To many U.S. residents, Commodore John Barry was a brave Revolutionary War naval hero. To the people of Ireland, he’s a favored son near and dear to the hearts of his countrymen. An Annapolis delegation headed by Mayor Joshua Cohen found out just how revered the Wexford, Ireland native is when they visited his native land on a tourism development trade mission last month. There they got a firsthand taste of how proud the Irish are of the man President George Washington personally commissioned as the first commanding officer in the U.S. Navy.
While members of the Annapolis delegation were attending the 58th annual John Barry Maritime Festival in Wexford, members of the Annapolis & Anne Arundel County Conference and Visitors Bureau’s (AAACCVB) sales team were working with representatives of the Ancient Order of Hibernians (AOH) to secure hotel rooms for Hibernians who are planning to attend a Commodore John Barry Memorial dedication at the U.S. Naval Academy on Saturday, May 10, 2014.

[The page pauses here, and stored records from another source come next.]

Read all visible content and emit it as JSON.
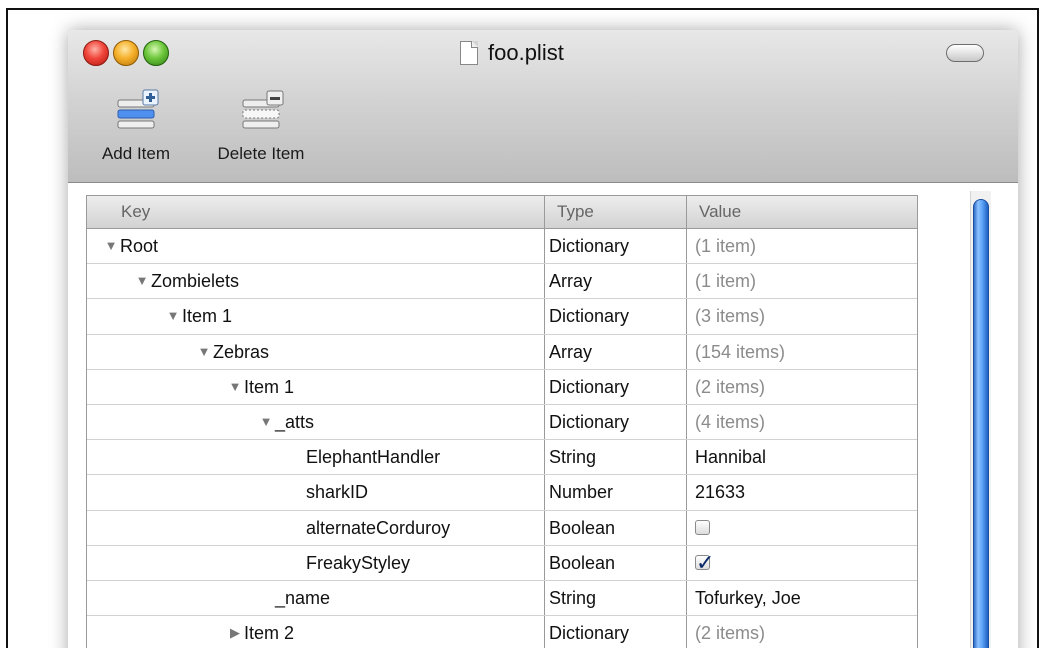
{
  "window": {
    "title": "foo.plist",
    "controls": {
      "close": "close",
      "minimize": "minimize",
      "zoom": "zoom"
    }
  },
  "toolbar": {
    "add_item_label": "Add Item",
    "delete_item_label": "Delete Item",
    "add_icon": "add-row-icon",
    "delete_icon": "delete-row-icon"
  },
  "table": {
    "columns": {
      "key": "Key",
      "type": "Type",
      "value": "Value"
    },
    "rows": [
      {
        "key": "Root",
        "type": "Dictionary",
        "value": "(1 item)",
        "depth": 0,
        "disclosure": "expanded",
        "value_style": "gray"
      },
      {
        "key": "Zombielets",
        "type": "Array",
        "value": "(1 item)",
        "depth": 1,
        "disclosure": "expanded",
        "value_style": "gray"
      },
      {
        "key": "Item 1",
        "type": "Dictionary",
        "value": "(3 items)",
        "depth": 2,
        "disclosure": "expanded",
        "value_style": "gray"
      },
      {
        "key": "Zebras",
        "type": "Array",
        "value": "(154 items)",
        "depth": 3,
        "disclosure": "expanded",
        "value_style": "gray"
      },
      {
        "key": "Item 1",
        "type": "Dictionary",
        "value": "(2 items)",
        "depth": 4,
        "disclosure": "expanded",
        "value_style": "gray"
      },
      {
        "key": "_atts",
        "type": "Dictionary",
        "value": "(4 items)",
        "depth": 5,
        "disclosure": "expanded",
        "value_style": "gray"
      },
      {
        "key": "ElephantHandler",
        "type": "String",
        "value": "Hannibal",
        "depth": 6,
        "disclosure": "none",
        "value_style": "normal"
      },
      {
        "key": "sharkID",
        "type": "Number",
        "value": "21633",
        "depth": 6,
        "disclosure": "none",
        "value_style": "normal"
      },
      {
        "key": "alternateCorduroy",
        "type": "Boolean",
        "value": "",
        "checked": false,
        "depth": 6,
        "disclosure": "none",
        "value_style": "checkbox"
      },
      {
        "key": "FreakyStyley",
        "type": "Boolean",
        "value": "",
        "checked": true,
        "depth": 6,
        "disclosure": "none",
        "value_style": "checkbox"
      },
      {
        "key": "_name",
        "type": "String",
        "value": "Tofurkey, Joe",
        "depth": 5,
        "disclosure": "none",
        "value_style": "normal"
      },
      {
        "key": "Item 2",
        "type": "Dictionary",
        "value": "(2 items)",
        "depth": 4,
        "disclosure": "collapsed",
        "value_style": "gray"
      }
    ]
  },
  "colors": {
    "scrollbar_thumb": "#5aa2f7",
    "close_button": "#f0453a",
    "minimize_button": "#f5b02a",
    "zoom_button": "#6cc63a"
  }
}
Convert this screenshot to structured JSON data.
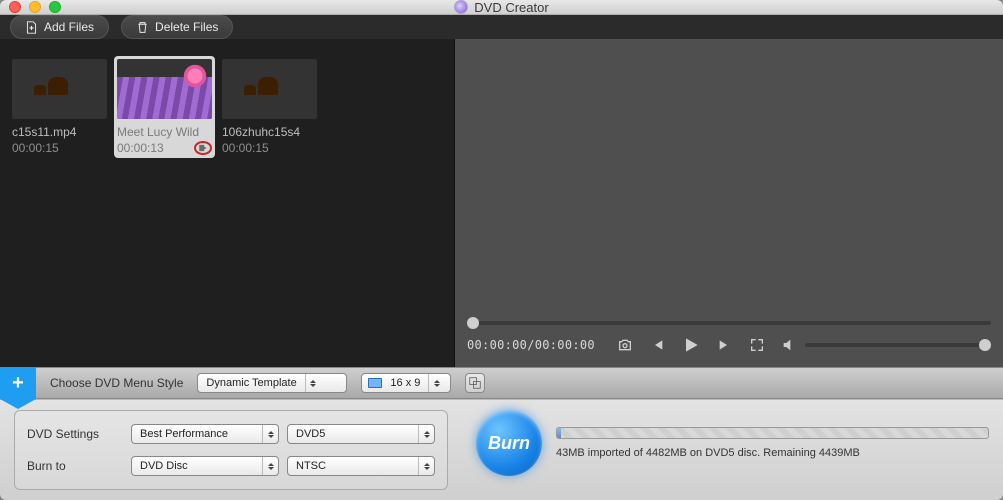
{
  "titlebar": {
    "title": "DVD Creator"
  },
  "toolbar": {
    "add_label": "Add Files",
    "delete_label": "Delete Files"
  },
  "files": [
    {
      "name": "c15s11.mp4",
      "duration": "00:00:15",
      "selected": false,
      "art": "camel",
      "edit": false
    },
    {
      "name": "Meet Lucy Wild",
      "duration": "00:00:13",
      "selected": true,
      "art": "flowers",
      "edit": true
    },
    {
      "name": "106zhuhc15s4",
      "duration": "00:00:15",
      "selected": false,
      "art": "camel",
      "edit": false
    }
  ],
  "player": {
    "timecode": "00:00:00/00:00:00"
  },
  "menu_strip": {
    "label": "Choose DVD Menu Style",
    "template": "Dynamic Template",
    "aspect": "16 x 9"
  },
  "settings": {
    "dvd_label": "DVD Settings",
    "burnto_label": "Burn to",
    "performance": "Best Performance",
    "disc_type": "DVD5",
    "burn_target": "DVD Disc",
    "tv_standard": "NTSC"
  },
  "burn": {
    "label": "Burn"
  },
  "status": {
    "text": "43MB imported of 4482MB on DVD5 disc. Remaining 4439MB",
    "percent": 1
  }
}
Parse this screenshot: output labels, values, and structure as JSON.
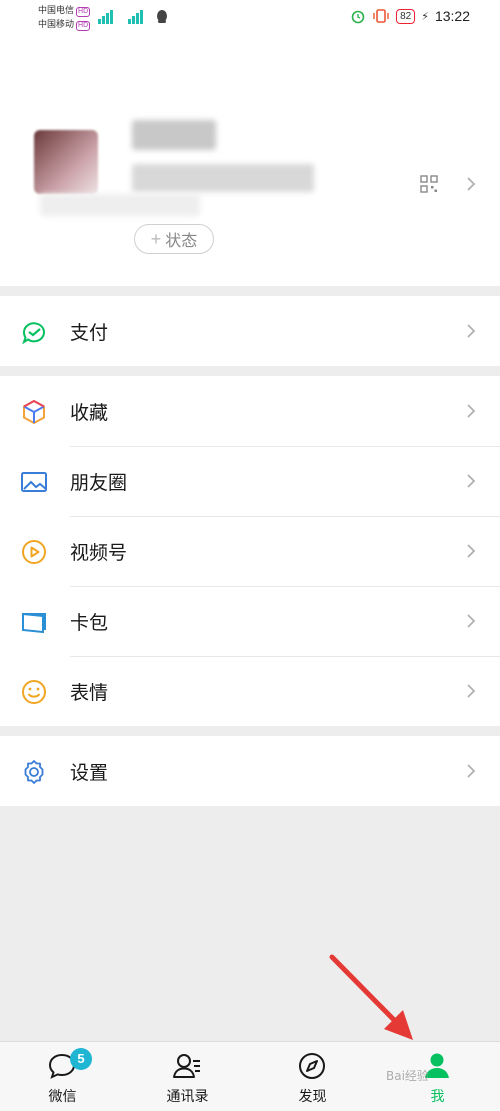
{
  "status_bar": {
    "carrier1": "中国电信",
    "carrier2": "中国移动",
    "hd_label": "HD",
    "battery": "82",
    "time": "13:22"
  },
  "profile": {
    "status_label": "状态",
    "status_plus": "+"
  },
  "menu": {
    "pay": "支付",
    "favorites": "收藏",
    "moments": "朋友圈",
    "channels": "视频号",
    "cards": "卡包",
    "stickers": "表情",
    "settings": "设置"
  },
  "tabbar": {
    "chats": "微信",
    "chats_badge": "5",
    "contacts": "通讯录",
    "discover": "发现",
    "me": "我",
    "watermark": "Bai经验"
  },
  "colors": {
    "accent": "#07c160",
    "badge": "#1fb6d4",
    "arrow": "#e53935"
  }
}
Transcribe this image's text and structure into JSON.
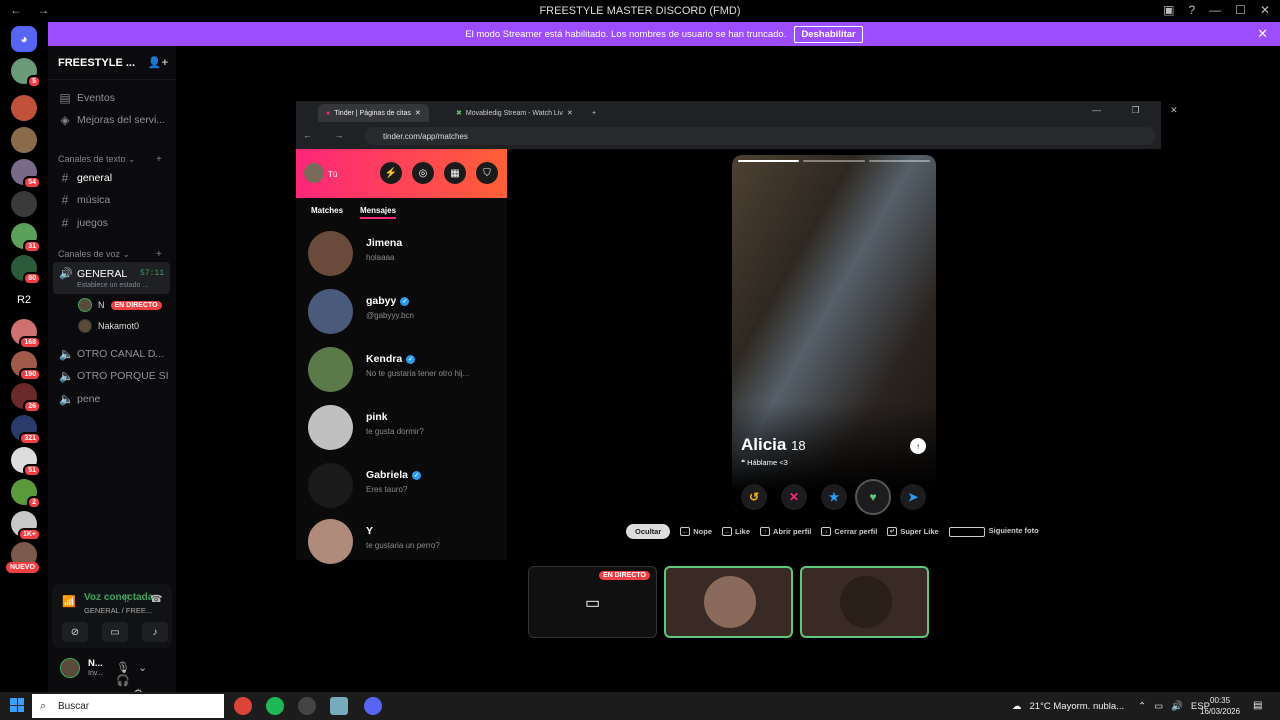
{
  "window": {
    "title": "FREESTYLE MASTER DISCORD (FMD)"
  },
  "banner": {
    "text": "El modo Streamer está habilitado. Los nombres de usuario se han truncado.",
    "button": "Deshabilitar"
  },
  "guilds": {
    "badges": [
      "5",
      "",
      "",
      "54",
      "",
      "31",
      "80",
      "",
      "168",
      "190",
      "26",
      "321",
      "51",
      "2",
      "1K+",
      ""
    ],
    "r2_label": "R2",
    "nuevo": "NUEVO"
  },
  "server": {
    "name": "FREESTYLE ...",
    "events": "Eventos",
    "boosts": "Mejoras del servi...",
    "text_category": "Canales de texto",
    "text_channels": [
      "general",
      "música",
      "juegos"
    ],
    "voice_category": "Canales de voz",
    "active_voice": {
      "name": "GENERAL",
      "timer": "57:11",
      "status": "Establece un estado ..."
    },
    "voice_users": [
      {
        "name": "N",
        "live": "EN DIRECTO"
      },
      {
        "name": "Nakamot0"
      }
    ],
    "voice_channels": [
      "OTRO CANAL D...",
      "OTRO PORQUE SI",
      "pene"
    ]
  },
  "voice_panel": {
    "connected": "Voz conectada",
    "location": "GENERAL / FREE..."
  },
  "user_panel": {
    "name": "N...",
    "status": "Inv..."
  },
  "browser": {
    "tabs": [
      "Tinder | Páginas de citas",
      "Movabledig Stream - Watch Liv"
    ],
    "url": "tinder.com/app/matches"
  },
  "tinder": {
    "me": "Tú",
    "tabs": [
      "Matches",
      "Mensajes"
    ],
    "messages": [
      {
        "name": "Jimena",
        "preview": "holaaaa",
        "verified": false
      },
      {
        "name": "gabyy",
        "preview": "@gabyyy.bcn",
        "verified": true
      },
      {
        "name": "Kendra",
        "preview": "No te gustaria tener otro hij...",
        "verified": true
      },
      {
        "name": "pink",
        "preview": "te gusta dormir?",
        "verified": false
      },
      {
        "name": "Gabriela",
        "preview": "Eres tauro?",
        "verified": true
      },
      {
        "name": "Y",
        "preview": "te gustaria un perro?",
        "verified": false
      }
    ],
    "profile": {
      "name": "Alicia",
      "age": "18",
      "bio": "Háblame <3"
    },
    "hints": {
      "hide": "Ocultar",
      "nope": "Nope",
      "like": "Like",
      "open": "Abrir perfil",
      "close": "Cerrar perfil",
      "super": "Super Like",
      "next": "Siguiente foto"
    }
  },
  "stream": {
    "live": "EN DIRECTO"
  },
  "taskbar": {
    "search": "Buscar",
    "weather": "21°C  Mayorm. nubla...",
    "lang": "ESP",
    "time": "00:35",
    "date": "16/03/2026"
  },
  "colors": {
    "streamer_banner": "#9b4dff",
    "tinder_gradient_start": "#fd267a",
    "tinder_gradient_end": "#ff6036",
    "voice_green": "#3ba55d",
    "live_red": "#f23f43"
  }
}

The National Co-Chairman and Coordinator of the Ancient Order of Hibernians’ John Barry Memorial Project, Jack O’Brien, estimates that more than 500 Hibernians and Irish Americans from across the country will converge on Annapolis for the dedication. The Irish Catholic organization has selected the Irish-owned O’Callaghan Annapolis as its host hotel. According to O’Brien, “We are putting together a weekend-long event in Annapolis. We envision an ice-breaker at the O’Callaghan on Friday night; a dedication luncheon at the Naval Academy on Saturday; and a visit to the Carroll House on Sunday.”

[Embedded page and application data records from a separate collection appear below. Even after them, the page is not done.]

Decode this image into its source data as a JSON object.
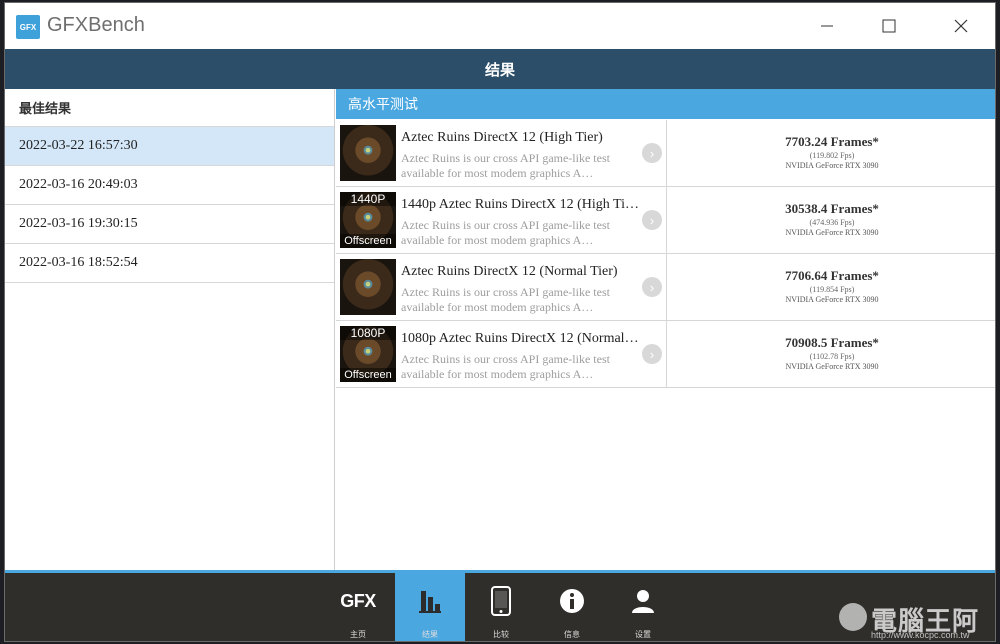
{
  "window": {
    "logo_text": "GFX",
    "title": "GFXBench"
  },
  "header": {
    "title": "结果"
  },
  "sidebar": {
    "heading": "最佳结果",
    "sessions": [
      {
        "label": "2022-03-22 16:57:30",
        "selected": true
      },
      {
        "label": "2022-03-16 20:49:03",
        "selected": false
      },
      {
        "label": "2022-03-16 19:30:15",
        "selected": false
      },
      {
        "label": "2022-03-16 18:52:54",
        "selected": false
      }
    ]
  },
  "main": {
    "category": "高水平测试",
    "results": [
      {
        "thumb_top": "",
        "thumb_bottom": "",
        "name": "Aztec Ruins DirectX 12 (High Tier)",
        "desc": "Aztec Ruins is our cross API game-like test available for most modem graphics A…",
        "score": "7703.24 Frames*",
        "fps": "(119.802 Fps)",
        "gpu": "NVIDIA GeForce RTX 3090"
      },
      {
        "thumb_top": "1440P",
        "thumb_bottom": "Offscreen",
        "name": "1440p Aztec Ruins DirectX 12 (High Ti…",
        "desc": "Aztec Ruins is our cross API game-like test available for most modem graphics A…",
        "score": "30538.4 Frames*",
        "fps": "(474.936 Fps)",
        "gpu": "NVIDIA GeForce RTX 3090"
      },
      {
        "thumb_top": "",
        "thumb_bottom": "",
        "name": "Aztec Ruins DirectX 12 (Normal Tier)",
        "desc": "Aztec Ruins is our cross API game-like test available for most modem graphics A…",
        "score": "7706.64 Frames*",
        "fps": "(119.854 Fps)",
        "gpu": "NVIDIA GeForce RTX 3090"
      },
      {
        "thumb_top": "1080P",
        "thumb_bottom": "Offscreen",
        "name": "1080p Aztec Ruins DirectX 12 (Normal…",
        "desc": "Aztec Ruins is our cross API game-like test available for most modem graphics A…",
        "score": "70908.5 Frames*",
        "fps": "(1102.78 Fps)",
        "gpu": "NVIDIA GeForce RTX 3090"
      }
    ]
  },
  "bottom_nav": {
    "home_icon_text": "GFX",
    "items": [
      {
        "label": "主页",
        "icon": "gfx-logo-icon",
        "active": false
      },
      {
        "label": "结果",
        "icon": "bar-chart-icon",
        "active": true
      },
      {
        "label": "比较",
        "icon": "phone-icon",
        "active": false
      },
      {
        "label": "信息",
        "icon": "info-icon",
        "active": false
      },
      {
        "label": "设置",
        "icon": "user-icon",
        "active": false
      }
    ]
  },
  "watermark": {
    "text": "電腦王阿達",
    "url": "http://www.kocpc.com.tw"
  },
  "colors": {
    "header": "#2c4e69",
    "accent": "#4aa7e0",
    "selected_row": "#d3e7f8",
    "nav_background": "#302e2b"
  }
}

As a native of Ireland, Annapolis delegation member and AAACCVB Chairman of the Board Anthony Clarke knows well the icon status Barry holds with the Irish. “Their strong love for Barry may well prompt them to join Wexford Mayor Jim Allen in Annapolis for the dedication. The ceremony could further boost Irish pride as they see how grateful the United States is for Barry’s valiant efforts during the Revolutionary War.”
AAACCVB President and CEO Connie Del Signore, who accompanied Cohen and Clarke on the trade mission, says her organization isn’t waiting until May to explore additional cultural, arts, tourism, and heritage exchanges with Ireland. During their June 19-24 visit to the Emerald Isle, Clarke, Del Signore, and Cohen discussed the possibility of using Saint Patrick’s Day as the anchor for an annual month-long Irish Heritage Month in Annapolis. Mayor Allen plans to continue these discussions in person when he returns to Annapolis to celebrate St. Patrick’s Day in 2014.

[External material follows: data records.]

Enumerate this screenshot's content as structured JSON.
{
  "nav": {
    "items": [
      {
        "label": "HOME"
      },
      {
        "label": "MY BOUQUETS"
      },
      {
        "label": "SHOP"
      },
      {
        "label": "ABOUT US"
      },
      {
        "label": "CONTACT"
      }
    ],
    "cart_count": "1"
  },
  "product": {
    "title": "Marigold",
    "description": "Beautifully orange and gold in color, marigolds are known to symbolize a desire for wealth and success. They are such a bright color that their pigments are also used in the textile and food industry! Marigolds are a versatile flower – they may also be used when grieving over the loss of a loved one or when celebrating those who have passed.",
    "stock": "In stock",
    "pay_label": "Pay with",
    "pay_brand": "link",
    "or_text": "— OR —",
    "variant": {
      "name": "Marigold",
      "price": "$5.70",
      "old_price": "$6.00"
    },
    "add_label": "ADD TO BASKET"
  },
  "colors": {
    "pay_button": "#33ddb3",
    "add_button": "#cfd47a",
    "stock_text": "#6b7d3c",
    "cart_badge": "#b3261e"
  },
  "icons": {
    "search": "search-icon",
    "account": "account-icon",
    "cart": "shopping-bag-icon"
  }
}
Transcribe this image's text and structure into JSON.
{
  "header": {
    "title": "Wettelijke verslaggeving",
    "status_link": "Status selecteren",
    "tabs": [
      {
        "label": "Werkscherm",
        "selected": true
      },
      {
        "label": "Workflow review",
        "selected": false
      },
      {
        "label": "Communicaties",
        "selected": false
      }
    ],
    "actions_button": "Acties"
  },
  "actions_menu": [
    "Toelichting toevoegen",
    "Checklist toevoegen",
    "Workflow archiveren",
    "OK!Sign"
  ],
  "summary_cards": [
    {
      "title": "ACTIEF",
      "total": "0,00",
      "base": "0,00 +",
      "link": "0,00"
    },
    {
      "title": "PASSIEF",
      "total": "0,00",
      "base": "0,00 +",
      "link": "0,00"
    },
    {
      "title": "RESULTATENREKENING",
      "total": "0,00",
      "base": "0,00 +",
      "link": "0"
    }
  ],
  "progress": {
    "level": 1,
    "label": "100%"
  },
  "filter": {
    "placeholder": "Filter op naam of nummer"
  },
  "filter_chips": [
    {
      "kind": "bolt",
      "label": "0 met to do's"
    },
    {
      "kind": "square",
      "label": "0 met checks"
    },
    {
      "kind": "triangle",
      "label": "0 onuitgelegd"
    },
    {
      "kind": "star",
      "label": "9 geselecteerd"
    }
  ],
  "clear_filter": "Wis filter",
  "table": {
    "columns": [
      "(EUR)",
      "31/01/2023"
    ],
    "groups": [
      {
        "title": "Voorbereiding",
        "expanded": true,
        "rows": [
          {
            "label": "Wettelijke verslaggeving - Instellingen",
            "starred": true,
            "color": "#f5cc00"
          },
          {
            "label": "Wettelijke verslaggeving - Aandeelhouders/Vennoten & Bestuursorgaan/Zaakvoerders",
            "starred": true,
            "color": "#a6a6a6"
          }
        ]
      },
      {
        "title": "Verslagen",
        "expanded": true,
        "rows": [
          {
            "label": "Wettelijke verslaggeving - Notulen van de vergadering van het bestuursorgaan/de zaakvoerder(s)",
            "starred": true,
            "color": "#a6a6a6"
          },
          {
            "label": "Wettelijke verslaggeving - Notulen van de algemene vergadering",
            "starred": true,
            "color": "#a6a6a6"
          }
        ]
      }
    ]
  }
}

The Ancient Order of Hibernians feels so strongly about the need to appropriately honor the Irish Catholic Barry that it spearheaded fundraising efforts with Irish groups across the county to raise monies for construction of the eight-foot-tall granite and bronze memorial that will stand just inside the U.S. Naval Academy’s Barry Gate. Hibernian officials presented a check to the U.S. Naval Academy Alumni Foundation covering the final cost of the piece in January 2013. Plans are to erect the memorial this coming fall. The first phase of the John Barry Memorial Project, construction of the Barry Gate, was completed in January 2012.
The AAACCVB is a nonprofit, membership-based, destination marketing organization that generates revenues for the local economy by promoting Annapolis and the Chesapeake Bay to leisure and business travelers across the country and around the world.